Since the purpose of the Ark was to hold the Luchos, the poles made to carry the Ark (25:14) should not have been needed at all times; the Ark is no less efficient at containing the Luchos without poles than it is with them, and they seem superfluous when the Mishkan was not being transported. Yet, as opposed to the Shulchan (table) and Mizbayach (altar), which also have poles, the poles of the Ark could never be removed. The implication is that things which support the Luchos (and by extension, the Torah) cannot be removed even if the apparent reason for them doesn’t apply. Similarly, if the Kapores (covering) could be put on the Ark even without the Luchos inside, it would have indicated that they had a purpose in and of themselves, aside from being the container for the Luchos. Just as mitzvos must be observed even when it seems that the reason for them doesn’t apply (as evidenced by the poles of the Ark always having to be attached), doing mitzvos has little spiritual value if they aren’t being done because G-d commanded them (see Rambam, Hilchos M’lachim 8:11). The structure (the Ark, and the system of law) must have the Torah (the Luchos) within it (at its center) in order for it to have any religious value.
That the Ark isn’t really considered a valid “Ark” without the Luchos inside is explicitly stated by Ramban (40:2). Since the Torah says that the poles should be attached to “the Ark,” the Luchos must already be inside before attaching them. (Although this could answer the question I raised on Tosfos, if there was a concern about handling the Ark unnecessarily, the Torah shouldn’t have required it to be a valid Ark before the poles were attached.) Similarly, since the Torah required that the Kapores be placed on top of “the Ark,” the Luchos had to be inside first.
“Into the Ark shall you place the Testimony” (25:21) follows the instructions for making the Kapores in order to teach us that without the Luchos being inside, the Ark isn’t considered a valid “Ark,” while “you shall put into the Ark the Testimony” (25:16) follows the instructions regarding the Ark’s poles — specifically the prohibition against ever removing them — to teach us that they too must be added after the Luchos are inside.

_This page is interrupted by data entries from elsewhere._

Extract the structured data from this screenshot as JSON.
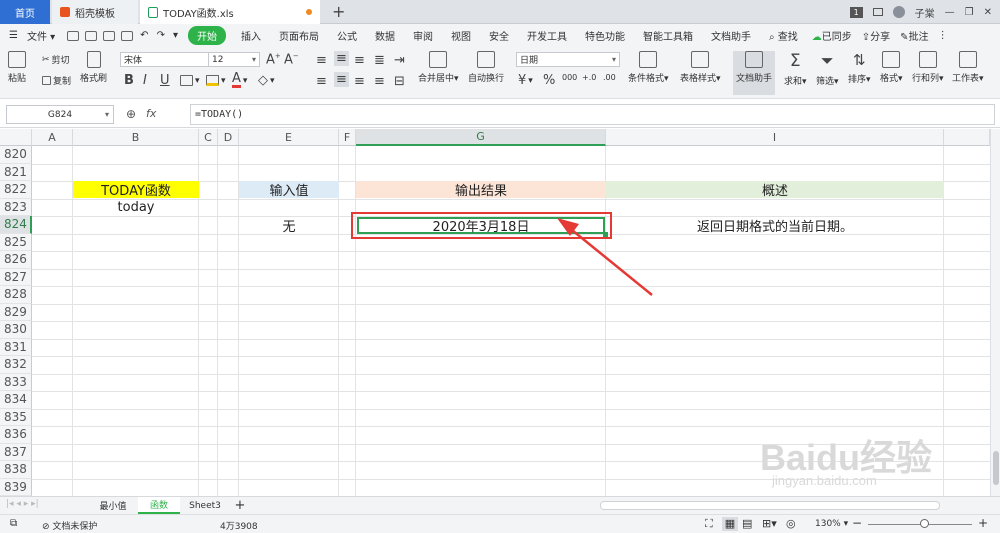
{
  "tabs": {
    "home": "首页",
    "template": "稻壳模板",
    "file": "TODAY函数.xls",
    "new_tab": "+"
  },
  "titlebar": {
    "window_count": "1",
    "user": "子棠"
  },
  "menu": {
    "file": "文件",
    "items": [
      "开始",
      "插入",
      "页面布局",
      "公式",
      "数据",
      "审阅",
      "视图",
      "安全",
      "开发工具",
      "特色功能",
      "智能工具箱",
      "文档助手"
    ],
    "search": "查找",
    "sync": "已同步",
    "share": "分享",
    "comment": "批注"
  },
  "ribbon": {
    "paste": "粘贴",
    "cut": "剪切",
    "copy": "复制",
    "format_painter": "格式刷",
    "font_name": "宋体",
    "font_size": "12",
    "merge_center": "合并居中",
    "wrap_text": "自动换行",
    "number_format": "日期",
    "conditional_format": "条件格式",
    "table_style": "表格样式",
    "doc_assistant": "文档助手",
    "sum": "求和",
    "filter": "筛选",
    "sort": "排序",
    "format": "格式",
    "rows_cols": "行和列",
    "worksheet": "工作表"
  },
  "formula_bar": {
    "name_box": "G824",
    "fx": "fx",
    "formula": "=TODAY()"
  },
  "columns": [
    "A",
    "B",
    "C",
    "D",
    "E",
    "F",
    "G",
    "I"
  ],
  "rows": [
    "820",
    "821",
    "822",
    "823",
    "824",
    "825",
    "826",
    "827",
    "828",
    "829",
    "830",
    "831",
    "832",
    "833",
    "834",
    "835",
    "836",
    "837",
    "838",
    "839"
  ],
  "cells": {
    "b822": "TODAY函数",
    "b823": "today",
    "e822": "输入值",
    "e824": "无",
    "g822": "输出结果",
    "g824": "2020年3月18日",
    "i822": "概述",
    "i824": "返回日期格式的当前日期。"
  },
  "sheets": [
    "最小值",
    "函数",
    "Sheet3"
  ],
  "status": {
    "protection": "文档未保护",
    "count": "4万3908",
    "zoom": "130%"
  },
  "watermark": {
    "brand": "Baidu经验",
    "url": "jingyan.baidu.com"
  },
  "colors": {
    "accent": "#2db34a",
    "yellow": "#ffff00",
    "blue_fill": "#ddebf7",
    "orange_fill": "#fce4d6",
    "green_fill": "#e2efda",
    "annotation": "#e53935"
  }
}
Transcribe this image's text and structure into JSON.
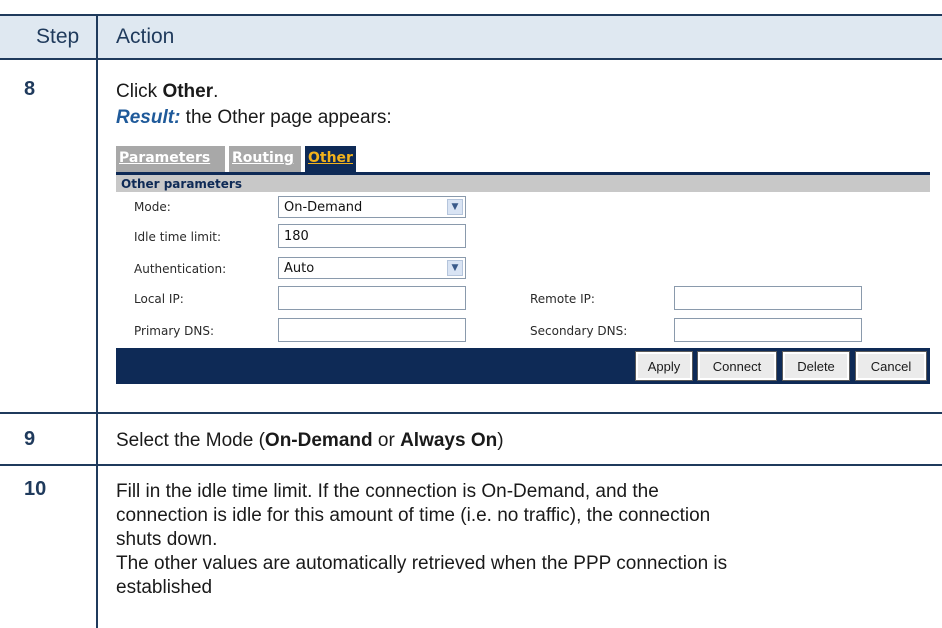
{
  "table": {
    "header": {
      "step": "Step",
      "action": "Action"
    },
    "rows": [
      {
        "step": "8",
        "line1_pre": "Click ",
        "line1_bold": "Other",
        "line1_post": ".",
        "result_label": "Result:",
        "result_text": " the Other page appears:"
      },
      {
        "step": "9",
        "pre": "Select the Mode (",
        "bold1": "On-Demand",
        "mid": " or ",
        "bold2": "Always On",
        "post": ")"
      },
      {
        "step": "10",
        "lines": [
          "Fill in the idle time limit. If the connection is On-Demand, and the",
          "connection is idle for this amount of time (i.e. no traffic), the connection",
          "shuts down.",
          "The other values are automatically retrieved when the PPP connection is",
          "established"
        ]
      }
    ]
  },
  "ui": {
    "tabs": {
      "parameters": "Parameters",
      "routing": "Routing",
      "other": "Other"
    },
    "section_title": "Other parameters",
    "fields": {
      "mode_label": "Mode:",
      "mode_value": "On-Demand",
      "idle_label": "Idle time limit:",
      "idle_value": "180",
      "auth_label": "Authentication:",
      "auth_value": "Auto",
      "local_ip_label": "Local IP:",
      "local_ip_value": "",
      "remote_ip_label": "Remote IP:",
      "remote_ip_value": "",
      "primary_dns_label": "Primary DNS:",
      "primary_dns_value": "",
      "secondary_dns_label": "Secondary DNS:",
      "secondary_dns_value": ""
    },
    "buttons": {
      "apply": "Apply",
      "connect": "Connect",
      "delete": "Delete",
      "cancel": "Cancel"
    },
    "icons": {
      "select_arrow": "chevron-down-icon"
    },
    "colors": {
      "navy": "#0e2a56",
      "active_tab_text": "#f2b21b",
      "inactive_tab": "#a8a8a8"
    }
  }
}
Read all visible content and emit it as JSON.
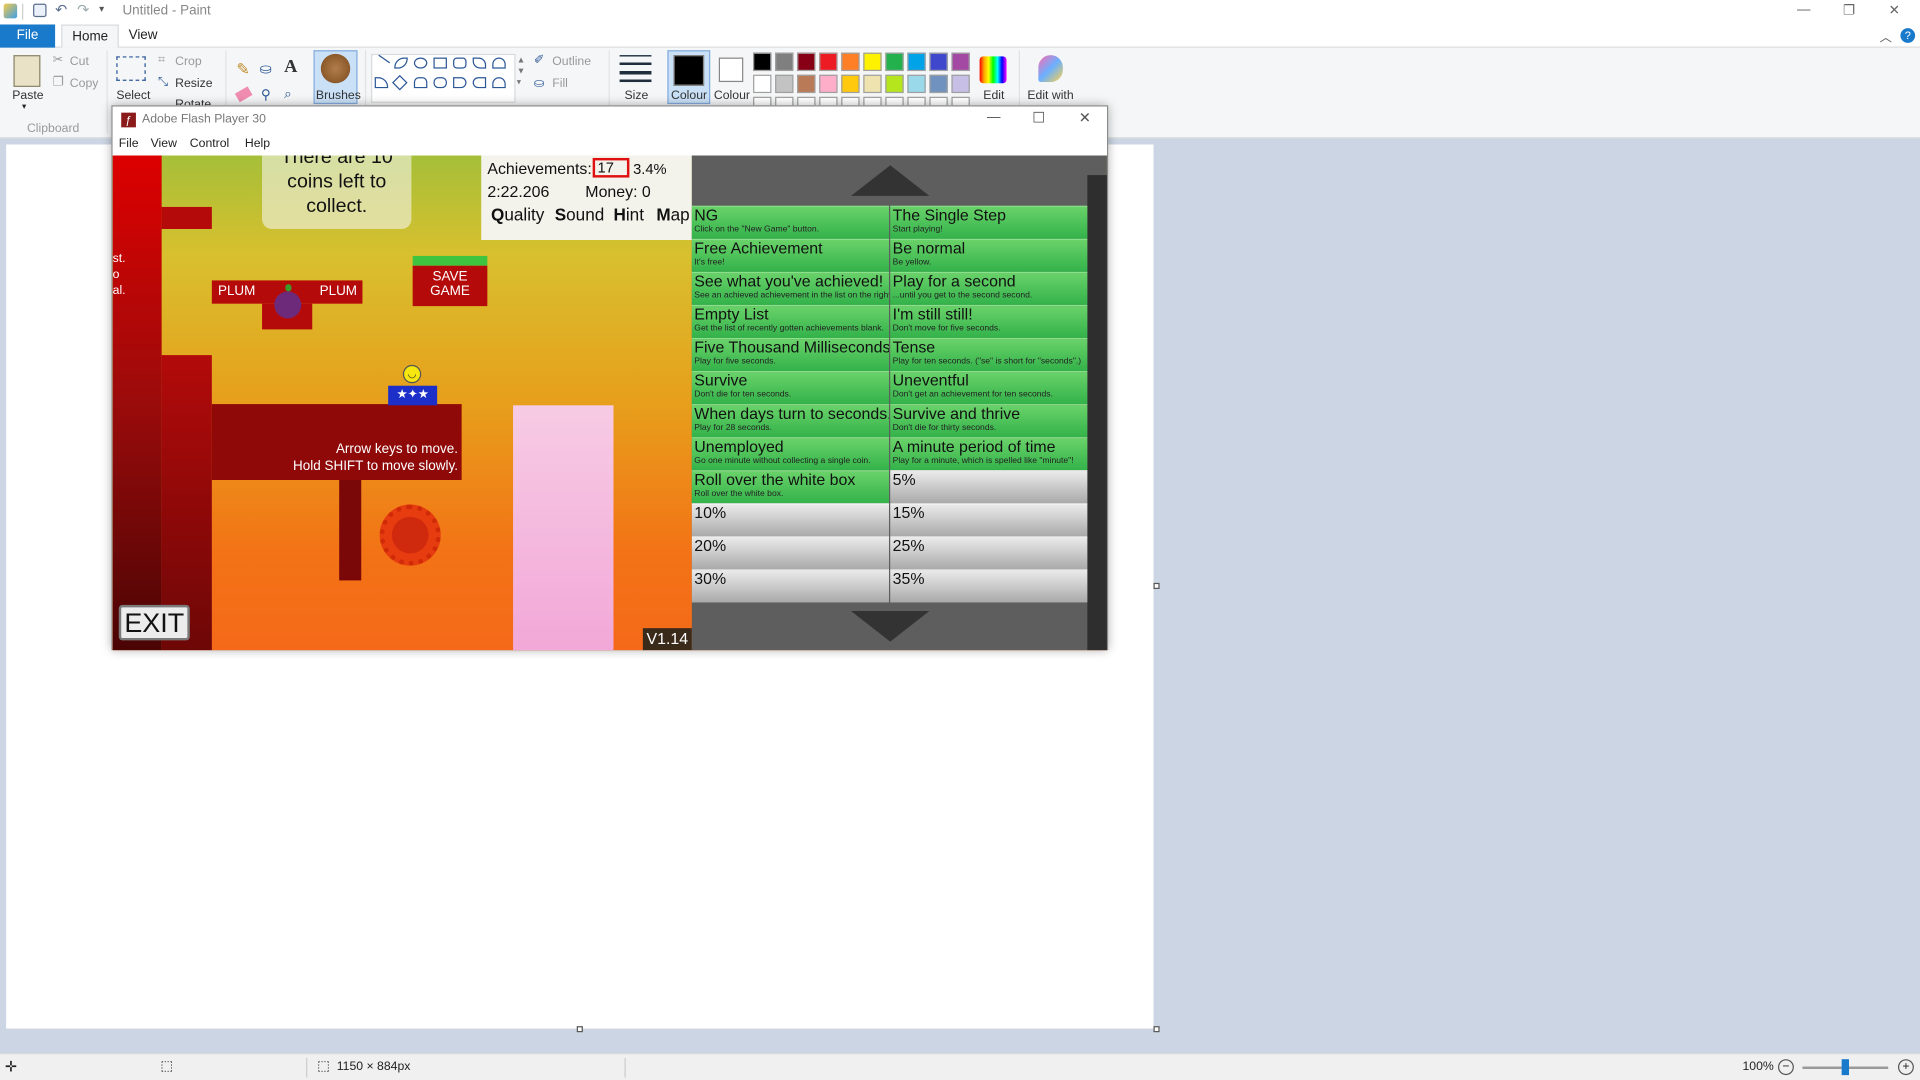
{
  "app": {
    "title": "Untitled - Paint"
  },
  "tabs": {
    "file": "File",
    "home": "Home",
    "view": "View"
  },
  "ribbon": {
    "paste": "Paste",
    "cut": "Cut",
    "copy": "Copy",
    "clipboard": "Clipboard",
    "select": "Select",
    "crop": "Crop",
    "resize": "Resize",
    "rotate": "Rotate",
    "brushes": "Brushes",
    "outline": "Outline",
    "fill": "Fill",
    "size": "Size",
    "colour1": "Colour",
    "colour2": "Colour",
    "edit_colours": "Edit",
    "edit_with": "Edit with"
  },
  "palette": [
    "#000000",
    "#7f7f7f",
    "#880015",
    "#ed1c24",
    "#ff7f27",
    "#fff200",
    "#22b14c",
    "#00a2e8",
    "#3f48cc",
    "#a349a4",
    "#ffffff",
    "#c3c3c3",
    "#b97a57",
    "#ffaec9",
    "#ffc90e",
    "#efe4b0",
    "#b5e61d",
    "#99d9ea",
    "#7092be",
    "#c8bfe7"
  ],
  "flash": {
    "title": "Adobe Flash Player 30",
    "menu": [
      "File",
      "View",
      "Control",
      "Help"
    ],
    "coins_text": "There are 10 coins left to collect.",
    "side_text": "st.\no\nal.",
    "plum_left": "PLUM",
    "plum_right": "PLUM",
    "save_game": "SAVE\nGAME",
    "instructions": "Arrow keys to move.\nHold SHIFT to move slowly.",
    "exit": "EXIT",
    "version": "V1.14",
    "achievements_label": "Achievements:",
    "achievements_count": "17",
    "achievements_pct": "3.4%",
    "timer": "2:22.206",
    "money_label": "Money: 0",
    "options": [
      {
        "key": "Q",
        "rest": "uality"
      },
      {
        "key": "S",
        "rest": "ound"
      },
      {
        "key": "H",
        "rest": "int"
      },
      {
        "key": "M",
        "rest": "ap"
      }
    ],
    "achievements": [
      {
        "name": "NG",
        "desc": "Click on the \"New Game\" button.",
        "done": true
      },
      {
        "name": "The Single Step",
        "desc": "Start playing!",
        "done": true
      },
      {
        "name": "Free Achievement",
        "desc": "It's free!",
        "done": true
      },
      {
        "name": "Be normal",
        "desc": "Be yellow.",
        "done": true
      },
      {
        "name": "See what you've achieved!",
        "desc": "See an achieved achievement in the list on the right.",
        "done": true
      },
      {
        "name": "Play for a second",
        "desc": "...until you get to the second second.",
        "done": true
      },
      {
        "name": "Empty List",
        "desc": "Get the list of recently gotten achievements blank.",
        "done": true
      },
      {
        "name": "I'm still still!",
        "desc": "Don't move for five seconds.",
        "done": true
      },
      {
        "name": "Five Thousand Milliseconds",
        "desc": "Play for five seconds.",
        "done": true
      },
      {
        "name": "Tense",
        "desc": "Play for ten seconds. (\"se\" is short for \"seconds\".)",
        "done": true
      },
      {
        "name": "Survive",
        "desc": "Don't die for ten seconds.",
        "done": true
      },
      {
        "name": "Uneventful",
        "desc": "Don't get an achievement for ten seconds.",
        "done": true
      },
      {
        "name": "When days turn to seconds...",
        "desc": "Play for 28 seconds.",
        "done": true
      },
      {
        "name": "Survive and thrive",
        "desc": "Don't die for thirty seconds.",
        "done": true
      },
      {
        "name": "Unemployed",
        "desc": "Go one minute without collecting a single coin.",
        "done": true
      },
      {
        "name": "A minute period of time",
        "desc": "Play for a minute, which is spelled like \"minute\"!",
        "done": true
      },
      {
        "name": "Roll over the white box",
        "desc": "Roll over the white box.",
        "done": true
      },
      {
        "name": "5%",
        "desc": "",
        "done": false
      },
      {
        "name": "10%",
        "desc": "",
        "done": false
      },
      {
        "name": "15%",
        "desc": "",
        "done": false
      },
      {
        "name": "20%",
        "desc": "",
        "done": false
      },
      {
        "name": "25%",
        "desc": "",
        "done": false
      },
      {
        "name": "30%",
        "desc": "",
        "done": false
      },
      {
        "name": "35%",
        "desc": "",
        "done": false
      }
    ]
  },
  "status": {
    "dimensions": "1150 × 884px",
    "zoom": "100%",
    "zoom_level": 0.5
  }
}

In turn, these requirements teach us that the value of the structure only exists because of the Luchos; there is no need for the “un-removable” poles, nor can the covering be added to complete the container, without the Testimony that connects us with G-d being inside first.